It’s recently been 6 months since I’d started working. Officially, my probation period has finally ended. As a preview, I feel more relaxed and confident about my work than when I started. It seems that my company feels happy with me as well. So we could say the probation period has been a success. I haven’t personally experienced any exam-like stress, and I don’t think there’s ever been a possibility of me getting fired. Nevertheless, I find the event worth mentioning.

In general terms, the probation period assesses one’s ability to perform on the job, both from a professional point of view and from a social one. The company is interested in questions such as: “Can the employee deliver a product effectively?” and “Do they interact well enough with their colleagues?”. Sure, the interview process must have already answered some of these. However, it’s vastly better to predict someone’s long term performance by having them do the actual job. For example, I think an internship strikes the right balance between commitment and efficiency for young developers. Therefore, the probation period can be seen as the intermediate step between an internship and a full-time position.

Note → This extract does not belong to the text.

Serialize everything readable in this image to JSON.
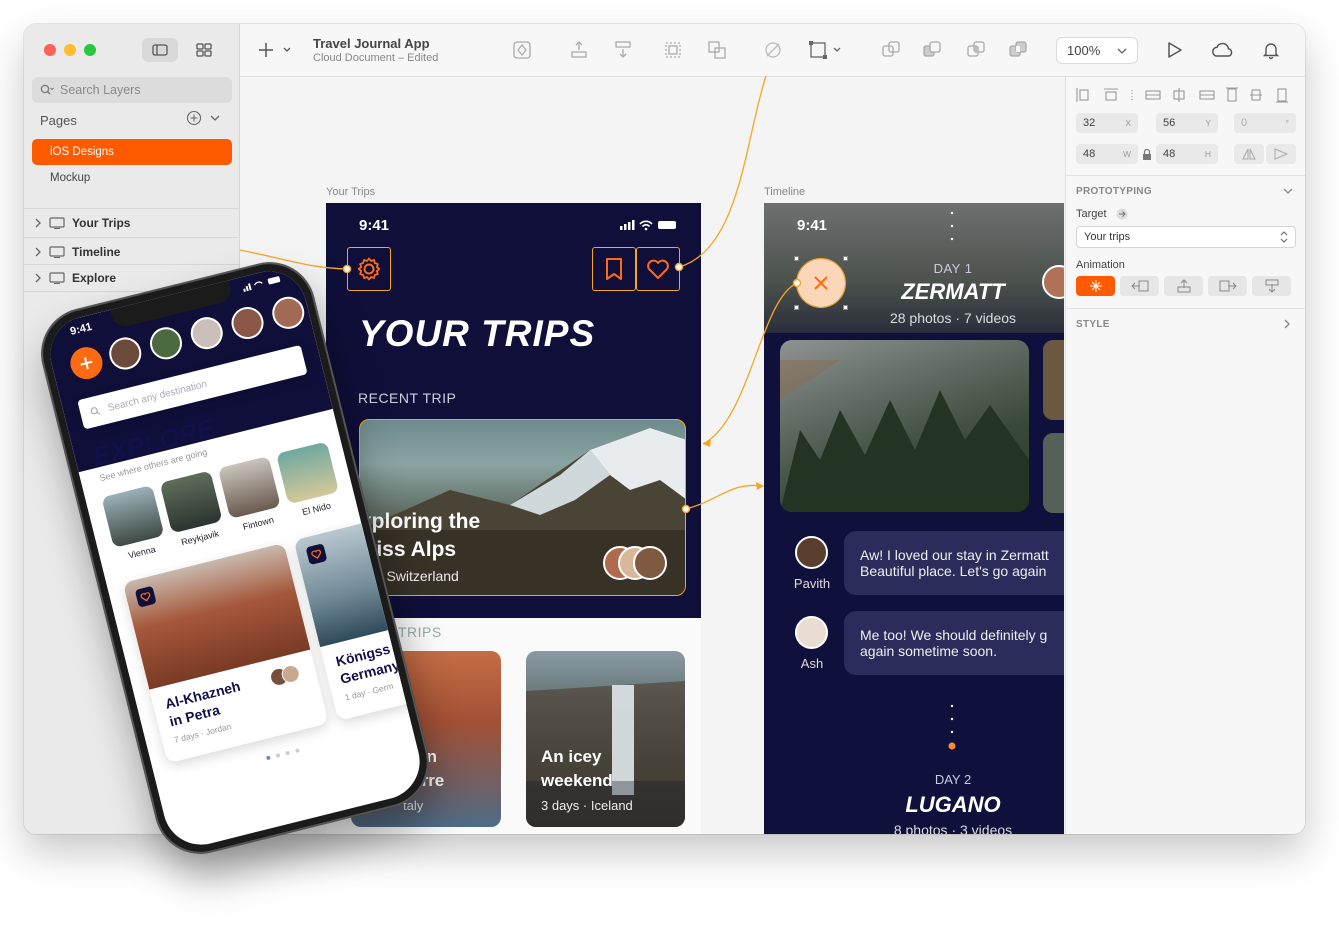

Similarly to most of my peers, my probation period has been highly dependent on my training. This is not the case for junior developers only: irrespective of any new employee’s experience level, they must undergo at least some training. Training I’ve been doing for half a year and training I’ll do for the foreseeable future. My mentor believes that learning by doing is correct the way to go hence why I’ve built so many scripts and tools to aid my understanding of the company’s internals. The majority of my projects have been focused on reporting and monitoring. One would mainly use these as one-off scripts. Of course, they could go one step further and add a new task in the job scheduler to run them at given intervals. These tools have taught me how to get what I need in terms of documentation and data. It is with their help I hit the first target of my probation. I can now immediately complete most tasks because I’ve transformed the job into an act of aggregating the data in different ways, according to any new project’s requirements.

The second target has been more subtle: it involved innovating. It’s one thing to implement what you’re told, but it’s a whole other thing to come up with an idea in the first place. It’s taken me significantly longer to complete this step. A few months ago, of my own accord, I started implementing a framework that would abstract away some repetitive boilerplate code. This has quickly become effective, so much so that my mentor has asked me to ship it in production. Instead of having a list of requirements or a project description, I started with a blank sheet of paper waiting to be filled. The hardest part has probably been finding the optimal place to add my contribution, which, in turn, has prompted me to understand the structure of the product. After lots of work on establishing the separation between what needs exposing and what does not, it now lives gracefully on the main branch.

Finally, I’ve also progressed acceptably in the social aspect. I am on friendly terms with literally everyone in the company. Having been on a company trip has definitely made it an easy target. I would have otherwise had to schedule way too many coffee breaks and lunch trips. The company is naturally relatively small, but that only shows that I have to interact with almost everybody else. With all in mind, I am on a theoretically decent trajectory that will hopefully turn out accurate. With so much time and so many resources consumed, it probably will. Even though the exact details of the probation period can differ between companies, the general points are always the same: understand the culture and the tech, and it will be fine.